What it is:

Carte de visite (CDV) measuring approx. 2.5 x 3.75 inches.

What I know about it:

Photographer’s name is printed on the back as Manchester, Bros. & Angell. with the weird punctuation, and the “&  Angell” crossed out.  From Prov. R. I.  There are a bunch of hard-to-read notes in pencil that seem to read:  14/4 copied crayon & col. in water / Hair brown / Eyes dark hazle [sic] / good col & [illegible]


Anyone who has even glanced at this blog knows I love old black-and-white photos, but yesterday I suddenly felt the need to see a little color, and the same is true today.  While I posted a color photo yesterday, today’s is a black-and-white photo that has been tinted.  The girl’s boots, the blue trim of her dress, her hair, her eyes, and her skin have all been colored.  Interestingly, it was the notes on the back that directed me to examine the photo carefully, since to the naked eye it’s only the blue trim, the boots, and her cheeks that are obviously tinted.  It makes me wonder what it would have looked like without enhancement to the hair, eyes and skin.  Would she have just faded into the background?

4 comments on “Tinted girl from Providence, Rhode Island”

  1. Yes, she may have just vanished. Lovely post and commentary, Matt.

  2. Sure it’s a girl? Back then both boys and girls wore dresses and boots. There wasn’t a color assigned to gender, and most children were just children until they wore clothes for their gender around age 7.

    Just wondering. You’d know better than I do. The necklace and face suggest girl to me, too, but the parted hair screams boy…

    • You’re right, clothing could be misleading at that age. Actually, from what other people have commented on other posts, the parted hair is a clue. Girls would have their hair parted in the middle, and boys would have a side part or no part.
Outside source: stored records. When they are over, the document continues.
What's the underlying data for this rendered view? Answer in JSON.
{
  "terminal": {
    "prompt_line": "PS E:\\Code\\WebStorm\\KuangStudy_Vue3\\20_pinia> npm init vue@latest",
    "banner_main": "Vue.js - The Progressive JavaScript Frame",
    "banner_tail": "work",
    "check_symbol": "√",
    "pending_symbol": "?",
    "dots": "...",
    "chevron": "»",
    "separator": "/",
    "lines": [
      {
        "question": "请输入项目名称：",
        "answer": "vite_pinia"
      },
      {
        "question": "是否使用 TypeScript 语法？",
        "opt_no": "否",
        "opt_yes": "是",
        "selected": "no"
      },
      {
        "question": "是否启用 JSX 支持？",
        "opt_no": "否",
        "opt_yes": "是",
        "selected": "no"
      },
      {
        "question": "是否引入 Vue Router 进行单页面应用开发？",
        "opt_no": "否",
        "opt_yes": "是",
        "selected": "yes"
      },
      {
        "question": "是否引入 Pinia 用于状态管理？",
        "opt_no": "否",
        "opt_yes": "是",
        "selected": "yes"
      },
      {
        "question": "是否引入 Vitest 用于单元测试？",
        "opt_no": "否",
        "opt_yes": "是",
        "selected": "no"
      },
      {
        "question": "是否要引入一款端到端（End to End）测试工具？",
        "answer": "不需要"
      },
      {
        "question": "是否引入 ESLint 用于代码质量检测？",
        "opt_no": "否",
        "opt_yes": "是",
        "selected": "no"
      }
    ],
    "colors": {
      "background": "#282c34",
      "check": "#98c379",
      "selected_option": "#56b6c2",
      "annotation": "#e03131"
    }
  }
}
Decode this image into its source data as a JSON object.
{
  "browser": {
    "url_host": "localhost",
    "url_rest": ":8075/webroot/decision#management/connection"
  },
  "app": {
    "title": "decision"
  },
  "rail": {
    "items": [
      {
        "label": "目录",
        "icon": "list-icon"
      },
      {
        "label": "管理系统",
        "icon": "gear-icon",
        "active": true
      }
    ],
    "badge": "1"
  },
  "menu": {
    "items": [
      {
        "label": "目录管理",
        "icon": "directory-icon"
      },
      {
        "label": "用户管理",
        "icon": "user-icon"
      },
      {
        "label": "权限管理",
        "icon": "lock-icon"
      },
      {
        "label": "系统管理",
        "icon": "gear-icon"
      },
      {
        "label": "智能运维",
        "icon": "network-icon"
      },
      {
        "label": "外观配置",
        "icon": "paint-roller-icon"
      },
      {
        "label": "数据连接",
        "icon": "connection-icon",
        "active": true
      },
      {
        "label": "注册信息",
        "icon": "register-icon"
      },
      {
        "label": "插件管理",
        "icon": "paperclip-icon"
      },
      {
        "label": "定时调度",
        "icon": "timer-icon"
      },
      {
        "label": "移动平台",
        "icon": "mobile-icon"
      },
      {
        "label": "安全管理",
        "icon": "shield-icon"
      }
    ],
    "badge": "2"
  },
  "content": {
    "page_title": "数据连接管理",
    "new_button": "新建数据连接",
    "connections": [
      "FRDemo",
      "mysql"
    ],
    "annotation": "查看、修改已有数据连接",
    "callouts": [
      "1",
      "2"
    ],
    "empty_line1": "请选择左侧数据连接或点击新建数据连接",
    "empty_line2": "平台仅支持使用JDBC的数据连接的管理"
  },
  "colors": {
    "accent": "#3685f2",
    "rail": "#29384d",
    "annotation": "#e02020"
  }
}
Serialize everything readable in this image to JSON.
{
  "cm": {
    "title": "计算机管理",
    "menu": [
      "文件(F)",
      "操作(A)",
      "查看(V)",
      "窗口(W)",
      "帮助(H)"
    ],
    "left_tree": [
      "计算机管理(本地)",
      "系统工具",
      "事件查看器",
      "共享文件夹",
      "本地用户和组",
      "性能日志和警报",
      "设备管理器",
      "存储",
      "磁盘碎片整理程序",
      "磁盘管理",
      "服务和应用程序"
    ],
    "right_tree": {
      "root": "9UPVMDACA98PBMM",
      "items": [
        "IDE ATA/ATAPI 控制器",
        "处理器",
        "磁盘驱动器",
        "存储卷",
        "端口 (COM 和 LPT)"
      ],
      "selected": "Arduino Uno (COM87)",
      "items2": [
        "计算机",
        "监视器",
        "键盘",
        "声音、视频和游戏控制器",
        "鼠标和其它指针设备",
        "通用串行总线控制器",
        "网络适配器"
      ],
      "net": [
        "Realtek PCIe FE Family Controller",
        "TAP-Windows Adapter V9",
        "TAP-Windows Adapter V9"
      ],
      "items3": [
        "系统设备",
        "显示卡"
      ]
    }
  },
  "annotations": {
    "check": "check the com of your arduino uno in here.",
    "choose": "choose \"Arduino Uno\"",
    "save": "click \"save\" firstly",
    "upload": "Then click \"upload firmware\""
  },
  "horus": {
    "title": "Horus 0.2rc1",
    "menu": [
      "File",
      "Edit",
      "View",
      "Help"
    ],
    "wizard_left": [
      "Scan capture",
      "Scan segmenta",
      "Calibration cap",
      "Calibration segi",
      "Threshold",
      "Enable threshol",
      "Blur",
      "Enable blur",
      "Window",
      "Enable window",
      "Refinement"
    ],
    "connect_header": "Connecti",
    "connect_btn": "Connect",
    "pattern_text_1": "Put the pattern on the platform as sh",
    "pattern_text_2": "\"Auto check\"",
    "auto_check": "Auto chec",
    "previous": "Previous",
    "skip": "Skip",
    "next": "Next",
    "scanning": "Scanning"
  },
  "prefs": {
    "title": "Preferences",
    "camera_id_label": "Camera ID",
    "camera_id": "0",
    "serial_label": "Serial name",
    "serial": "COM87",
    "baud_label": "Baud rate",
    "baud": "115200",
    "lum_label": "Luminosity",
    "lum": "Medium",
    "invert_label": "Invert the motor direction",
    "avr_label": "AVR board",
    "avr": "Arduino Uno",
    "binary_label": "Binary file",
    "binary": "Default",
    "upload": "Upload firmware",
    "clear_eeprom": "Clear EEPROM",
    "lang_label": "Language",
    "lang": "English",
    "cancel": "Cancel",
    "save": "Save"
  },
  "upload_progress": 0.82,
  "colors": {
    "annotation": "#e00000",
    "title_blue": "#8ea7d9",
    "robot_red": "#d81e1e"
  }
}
Leave a Reply

Fill in your details below or click an icon to log in:

WordPress.com Logo

You are commenting using your WordPress.com account. Log Out /  Change )

Twitter picture

You are commenting using your Twitter account. Log Out /  Change )

Facebook photo

You are commenting using your Facebook account. Log Out /  Change )

Connecting to %s

This site uses Akismet to reduce spam. Learn how your comment data is processed.

%d bloggers like this: